And we can give the gift of peace – a gift that grows and deepens – by accepting that hospitality.

Paul makes the other side of that case in his letter to the church in Galatia, telling the Jewish Christians – who are the “hosts” of the community, welcoming Gentiles into their faith – that they don’t get to choose the terms on which they offer welcome.  That in Christ, in the Kingdom of God, you have to accept and welcome things that challenge our sense of righteousness, of rightness, and learn to see them as godly, too.

Paul insists that freedom is not being able to do whatever we want – or get other people to do what we want – but that freedom is a mutual interdependence:
the freedom to rely on one another,
the freedom to be vulnerable,
the freedom to lose our image of ourselves, in favor of sharing in the image of God with people who are not like us and will change us in ways we can’t plan for.

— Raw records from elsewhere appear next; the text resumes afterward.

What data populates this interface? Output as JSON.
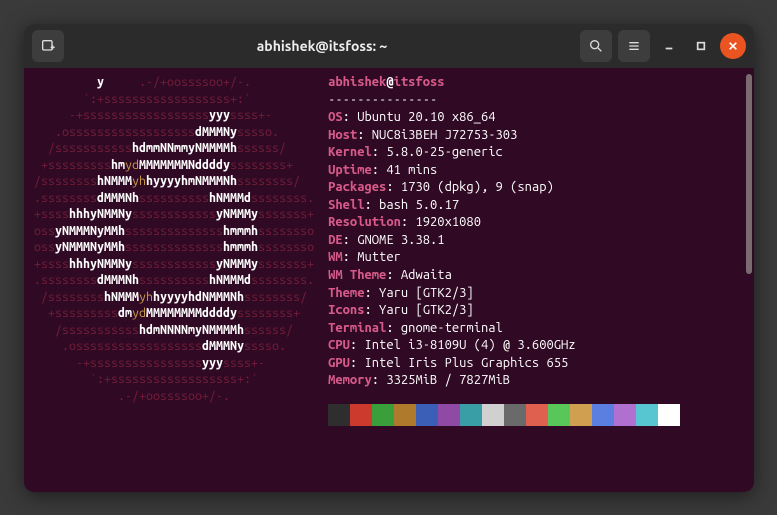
{
  "title": "abhishek@itsfoss: ~",
  "userhost": {
    "user": "abhishek",
    "at": "@",
    "host": "itsfoss"
  },
  "dashes": "---------------",
  "info": [
    {
      "k": "OS",
      "v": "Ubuntu 20.10 x86_64"
    },
    {
      "k": "Host",
      "v": "NUC8i3BEH J72753-303"
    },
    {
      "k": "Kernel",
      "v": "5.8.0-25-generic"
    },
    {
      "k": "Uptime",
      "v": "41 mins"
    },
    {
      "k": "Packages",
      "v": "1730 (dpkg), 9 (snap)"
    },
    {
      "k": "Shell",
      "v": "bash 5.0.17"
    },
    {
      "k": "Resolution",
      "v": "1920x1080"
    },
    {
      "k": "DE",
      "v": "GNOME 3.38.1"
    },
    {
      "k": "WM",
      "v": "Mutter"
    },
    {
      "k": "WM Theme",
      "v": "Adwaita"
    },
    {
      "k": "Theme",
      "v": "Yaru [GTK2/3]"
    },
    {
      "k": "Icons",
      "v": "Yaru [GTK2/3]"
    },
    {
      "k": "Terminal",
      "v": "gnome-terminal"
    },
    {
      "k": "CPU",
      "v": "Intel i3-8109U (4) @ 3.600GHz"
    },
    {
      "k": "GPU",
      "v": "Intel Iris Plus Graphics 655"
    },
    {
      "k": "Memory",
      "v": "3325MiB / 7827MiB"
    }
  ],
  "palette": [
    "#2e2e2e",
    "#cc3a2d",
    "#3a9e3a",
    "#b07a2c",
    "#3b5fb7",
    "#8f4aa6",
    "#3a9ea6",
    "#d0d0d0",
    "#6a6a6a",
    "#e06050",
    "#58c658",
    "#d0a050",
    "#5a7fe0",
    "#b070d0",
    "#58c6d0",
    "#ffffff"
  ],
  "ascii": [
    [
      [
        "s",
        "         "
      ],
      [
        "w",
        "y"
      ],
      [
        "s",
        "     .-/+oossssoo+/-."
      ]
    ],
    [
      [
        "s",
        "       `:+ssssssssssssssssss+:`"
      ]
    ],
    [
      [
        "s",
        "     -+ssssssssssssssssss"
      ],
      [
        "w",
        "yyy"
      ],
      [
        "s",
        "ssss+-"
      ]
    ],
    [
      [
        "s",
        "   .ossssssssssssssssss"
      ],
      [
        "w",
        "dMMMNy"
      ],
      [
        "s",
        "sssso."
      ]
    ],
    [
      [
        "s",
        "  /sssssssssss"
      ],
      [
        "w",
        "hdmmNNmmyNMMMMh"
      ],
      [
        "s",
        "ssssss/"
      ]
    ],
    [
      [
        "s",
        " +sssssssss"
      ],
      [
        "w",
        "hm"
      ],
      [
        "y",
        "yd"
      ],
      [
        "w",
        "MMMMMMMNddddy"
      ],
      [
        "s",
        "ssssssss+"
      ]
    ],
    [
      [
        "s",
        "/ssssssss"
      ],
      [
        "w",
        "hNMMM"
      ],
      [
        "y",
        "yh"
      ],
      [
        "w",
        "hyyyyhmNMMMNh"
      ],
      [
        "s",
        "ssssssss/"
      ]
    ],
    [
      [
        "s",
        ".ssssssss"
      ],
      [
        "w",
        "dMMMNh"
      ],
      [
        "s",
        "ssssssssss"
      ],
      [
        "w",
        "hNMMMd"
      ],
      [
        "s",
        "ssssssss."
      ]
    ],
    [
      [
        "s",
        "+ssss"
      ],
      [
        "w",
        "hhhyNMMNy"
      ],
      [
        "s",
        "ssssssssssss"
      ],
      [
        "w",
        "yNMMMy"
      ],
      [
        "s",
        "sssssss+"
      ]
    ],
    [
      [
        "s",
        "oss"
      ],
      [
        "w",
        "yNMMMNyMMh"
      ],
      [
        "s",
        "ssssssssssssss"
      ],
      [
        "w",
        "hmmmh"
      ],
      [
        "s",
        "ssssssso"
      ]
    ],
    [
      [
        "s",
        "oss"
      ],
      [
        "w",
        "yNMMMNyMMh"
      ],
      [
        "s",
        "ssssssssssssss"
      ],
      [
        "w",
        "hmmmh"
      ],
      [
        "s",
        "ssssssso"
      ]
    ],
    [
      [
        "s",
        "+ssss"
      ],
      [
        "w",
        "hhhyNMMNy"
      ],
      [
        "s",
        "ssssssssssss"
      ],
      [
        "w",
        "yNMMMy"
      ],
      [
        "s",
        "sssssss+"
      ]
    ],
    [
      [
        "s",
        ".ssssssss"
      ],
      [
        "w",
        "dMMMNh"
      ],
      [
        "s",
        "ssssssssss"
      ],
      [
        "w",
        "hNMMMd"
      ],
      [
        "s",
        "ssssssss."
      ]
    ],
    [
      [
        "s",
        " /ssssssss"
      ],
      [
        "w",
        "hNMMM"
      ],
      [
        "y",
        "yh"
      ],
      [
        "w",
        "hyyyyhdNMMMNh"
      ],
      [
        "s",
        "ssssssss/"
      ]
    ],
    [
      [
        "s",
        "  +sssssssss"
      ],
      [
        "w",
        "dm"
      ],
      [
        "y",
        "yd"
      ],
      [
        "w",
        "MMMMMMMMddddy"
      ],
      [
        "s",
        "ssssssss+"
      ]
    ],
    [
      [
        "s",
        "   /sssssssssss"
      ],
      [
        "w",
        "hdmNNNNmyNMMMMh"
      ],
      [
        "s",
        "ssssss/"
      ]
    ],
    [
      [
        "s",
        "    .ossssssssssssssssss"
      ],
      [
        "w",
        "dMMMNy"
      ],
      [
        "s",
        "sssso."
      ]
    ],
    [
      [
        "s",
        "      -+ssssssssssssssss"
      ],
      [
        "w",
        "yyy"
      ],
      [
        "s",
        "ssss+-"
      ]
    ],
    [
      [
        "s",
        "        `:+ssssssssssssssssss+:`"
      ]
    ],
    [
      [
        "s",
        "            .-/+oossssoo+/-."
      ]
    ]
  ]
}
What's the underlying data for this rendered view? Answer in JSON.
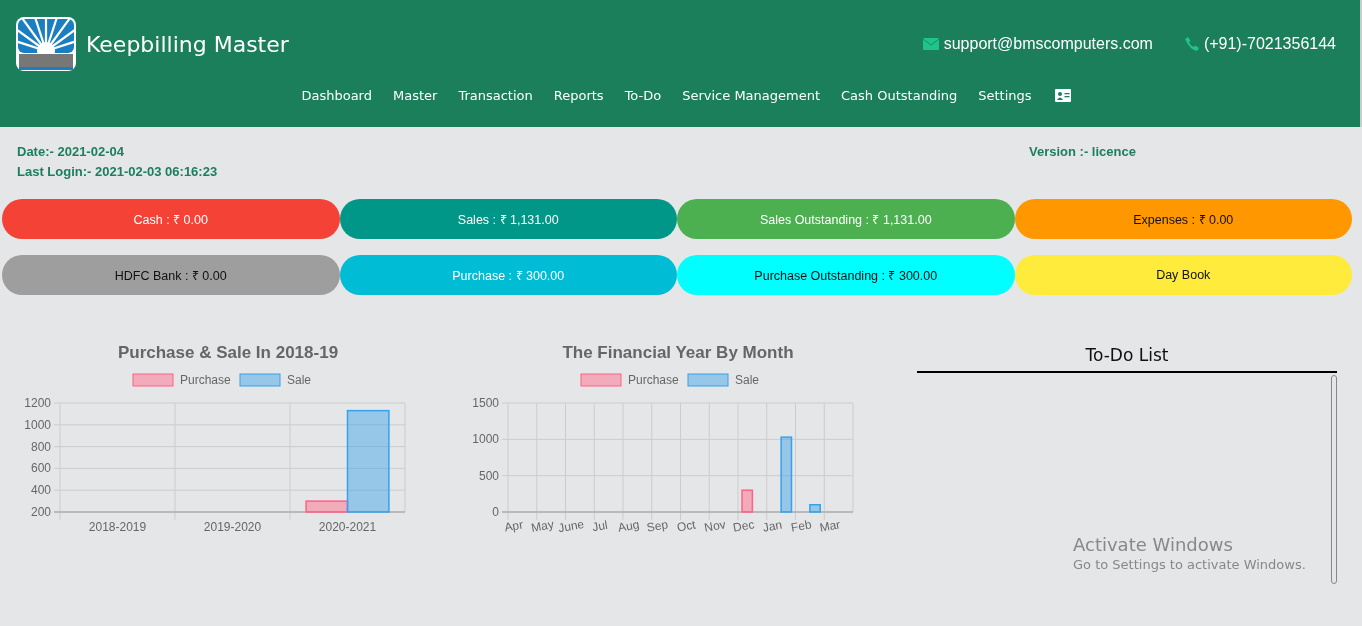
{
  "header": {
    "brand": "Keepbilling Master",
    "email": "support@bmscomputers.com",
    "phone": "(+91)-7021356144"
  },
  "nav": [
    {
      "label": "Dashboard"
    },
    {
      "label": "Master"
    },
    {
      "label": "Transaction"
    },
    {
      "label": "Reports"
    },
    {
      "label": "To-Do"
    },
    {
      "label": "Service Management"
    },
    {
      "label": "Cash Outstanding"
    },
    {
      "label": "Settings"
    }
  ],
  "info": {
    "date": "Date:- 2021-02-04",
    "last_login": "Last Login:- 2021-02-03 06:16:23",
    "version": "Version :- licence"
  },
  "tiles": [
    {
      "label": "Cash : ₹ 0.00",
      "color": "#f44336"
    },
    {
      "label": "Sales : ₹ 1,131.00",
      "color": "#009688"
    },
    {
      "label": "Sales Outstanding : ₹ 1,131.00",
      "color": "#4caf50"
    },
    {
      "label": "Expenses : ₹ 0.00",
      "color": "#ff9800"
    },
    {
      "label": "HDFC Bank : ₹ 0.00",
      "color": "#9e9e9e"
    },
    {
      "label": "Purchase : ₹ 300.00",
      "color": "#00bcd4"
    },
    {
      "label": "Purchase Outstanding : ₹ 300.00",
      "color": "#00ffff"
    },
    {
      "label": "Day Book",
      "color": "#ffeb3b"
    }
  ],
  "charts": [
    {
      "chart_data": {
        "type": "bar",
        "title": "Purchase & Sale In 2018-19",
        "categories": [
          "2018-2019",
          "2019-2020",
          "2020-2021"
        ],
        "series": [
          {
            "name": "Purchase",
            "color": "#ff6384",
            "values": [
              null,
              null,
              300
            ]
          },
          {
            "name": "Sale",
            "color": "#36a2eb",
            "values": [
              null,
              null,
              1130
            ]
          }
        ],
        "legend": true,
        "grid": true,
        "ylim": [
          200,
          1200
        ],
        "yticks": [
          200,
          400,
          600,
          800,
          1000,
          1200
        ]
      }
    },
    {
      "chart_data": {
        "type": "bar",
        "title": "The Financial Year By Month",
        "categories": [
          "Apr",
          "May",
          "June",
          "Jul",
          "Aug",
          "Sep",
          "Oct",
          "Nov",
          "Dec",
          "Jan",
          "Feb",
          "Mar"
        ],
        "series": [
          {
            "name": "Purchase",
            "color": "#ff6384",
            "values": [
              null,
              null,
              null,
              null,
              null,
              null,
              null,
              null,
              300,
              null,
              null,
              null
            ]
          },
          {
            "name": "Sale",
            "color": "#36a2eb",
            "values": [
              null,
              null,
              null,
              null,
              null,
              null,
              null,
              null,
              null,
              1030,
              100,
              null
            ]
          }
        ],
        "legend": true,
        "grid": true,
        "ylim": [
          0,
          1500
        ],
        "yticks": [
          0,
          500,
          1000,
          1500
        ]
      }
    }
  ],
  "todo": {
    "title": "To-Do List"
  },
  "os_notice": {
    "title": "Activate Windows",
    "subtitle": "Go to Settings to activate Windows."
  }
}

As we pray for and celebrate our nation this weekend, what would it be like to apply these principles to our sense of nation, patriotism, self?

To think of ourselves as the Galatians, welcoming people who definitely do not do this thing right, and who might even be dangerous to our comfort and identity, and who are certainly going to change our community if we let them in – and trusting God and one another that the new nation, the new community of grace, that arises will be stronger, freer, and more worthy of trust.

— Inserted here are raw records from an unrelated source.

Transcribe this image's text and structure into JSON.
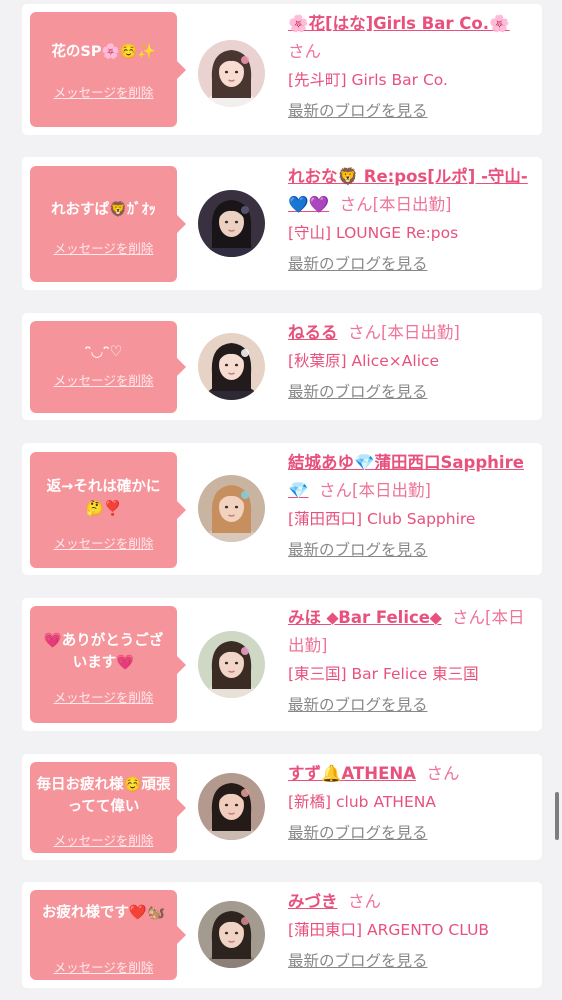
{
  "cards": [
    {
      "message": "花のSP🌸☺️✨",
      "delete_label": "メッセージを削除",
      "name": "🌸花[はな]Girls Bar Co.🌸",
      "suffix": "さん",
      "shop": "[先斗町] Girls Bar Co.",
      "blog_label": "最新のブログを見る",
      "avatar": {
        "bg": "#e9d2cf",
        "hair": "#4a3630",
        "skin": "#f8dcd2",
        "accent": "#f39bb7",
        "clothes": "#f2f0ee"
      }
    },
    {
      "message": "れおすぱ🦁ｶﾞｵｯ",
      "delete_label": "メッセージを削除",
      "name": "れおな🦁 Re:pos[ルポ] -守山-💙💜",
      "suffix": "さん[本日出勤]",
      "shop": "[守山] LOUNGE Re:pos",
      "blog_label": "最新のブログを見る",
      "avatar": {
        "bg": "#3a3140",
        "hair": "#181418",
        "skin": "#ecd1c3",
        "accent": "#5f5a78",
        "clothes": "#2f2d3f"
      }
    },
    {
      "message": "ᵔ◡ᵔ♡",
      "delete_label": "メッセージを削除",
      "name": "ねるる",
      "suffix": "さん[本日出勤]",
      "shop": "[秋葉原] Alice×Alice",
      "blog_label": "最新のブログを見る",
      "avatar": {
        "bg": "#e6d3c6",
        "hair": "#231b1b",
        "skin": "#f6ddd1",
        "accent": "#ffffff",
        "clothes": "#2e2a35"
      }
    },
    {
      "message": "返→それは確かに🤔❣️",
      "delete_label": "メッセージを削除",
      "name": "結城あゆ💎蒲田西口Sapphire💎",
      "suffix": "さん[本日出勤]",
      "shop": "[蒲田西口] Club Sapphire",
      "blog_label": "最新のブログを見る",
      "avatar": {
        "bg": "#c9b4a2",
        "hair": "#c78f5e",
        "skin": "#f0d2bf",
        "accent": "#7fd0e0",
        "clothes": "#d8c7bb"
      }
    },
    {
      "message": "💗ありがとうござ います💗",
      "delete_label": "メッセージを削除",
      "name": "みほ ⬥Bar Felice⬥",
      "suffix": "さん[本日出勤]",
      "shop": "[東三国] Bar Felice 東三国",
      "blog_label": "最新のブログを見る",
      "avatar": {
        "bg": "#cfd8c4",
        "hair": "#3a2c24",
        "skin": "#f1d6c8",
        "accent": "#f5a6cf",
        "clothes": "#e8e1da"
      }
    },
    {
      "message": "毎日お疲れ様☺️頑張ってて偉い",
      "delete_label": "メッセージを削除",
      "name": "すず🔔ATHENA",
      "suffix": "さん",
      "shop": "[新橋] club ATHENA",
      "blog_label": "最新のブログを見る",
      "avatar": {
        "bg": "#b49a8e",
        "hair": "#241a18",
        "skin": "#f0cdbd",
        "accent": "#e6a29b",
        "clothes": "#cbbab0"
      }
    },
    {
      "message": "お疲れ様です❤️🐿️",
      "delete_label": "メッセージを削除",
      "name": "みづき",
      "suffix": "さん",
      "shop": "[蒲田東口] ARGENTO CLUB",
      "blog_label": "最新のブログを見る",
      "avatar": {
        "bg": "#a39a90",
        "hair": "#2d231f",
        "skin": "#efd3c3",
        "accent": "#d98c90",
        "clothes": "#8c8079"
      }
    }
  ],
  "colors": {
    "bubble": "#f6949b",
    "name": "#e8517d",
    "muted": "#888888"
  }
}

Our own founding national story, after all, is about how strangers came to this land, bringing dramatic and even dangerous differences to the inhabitants, and how from that disruption a nation that that inspires freedom around the world was born.

Or how would it be, now, to imagine ourselves as always receiving hospitality, from our nation, from the land itself, from one another, from the folks who post strange things on Facebook or who disagree with us on the right path for our country?
How would it be if, accepting what is set before us, we learn to trust that what is strange to us will not only nourish our bodies, but form the strong bonds of table fellowship that build strangers into family.

It’s a failure of that imagination that seems to have lead to Brexit, to Orlando, to so many other painful and divisive experiences in our world.
But still, that vulnerable hospitality and guest-ship keeps popping up, too – stories of Muslims inviting a local LGBT community to a Ramadan meal, of people opening their homes and hearts to strangers in the midst of loss and grief and division.
Stories about how even now, the Kingdom of God comes near.

And it’s worth remembering, too, that even when Jesus instructs his disciples to wipe the merest dust of a place from their feet, when their mission of peace, hospitality, mutuality, vulnerability, and trust fails, they are still to remind that town – themselves, us – that the Kingdom of God has come near.

It’s worth remembering that when we open the door – even when we fail, even in spite of us – the Kingdom of God has come near.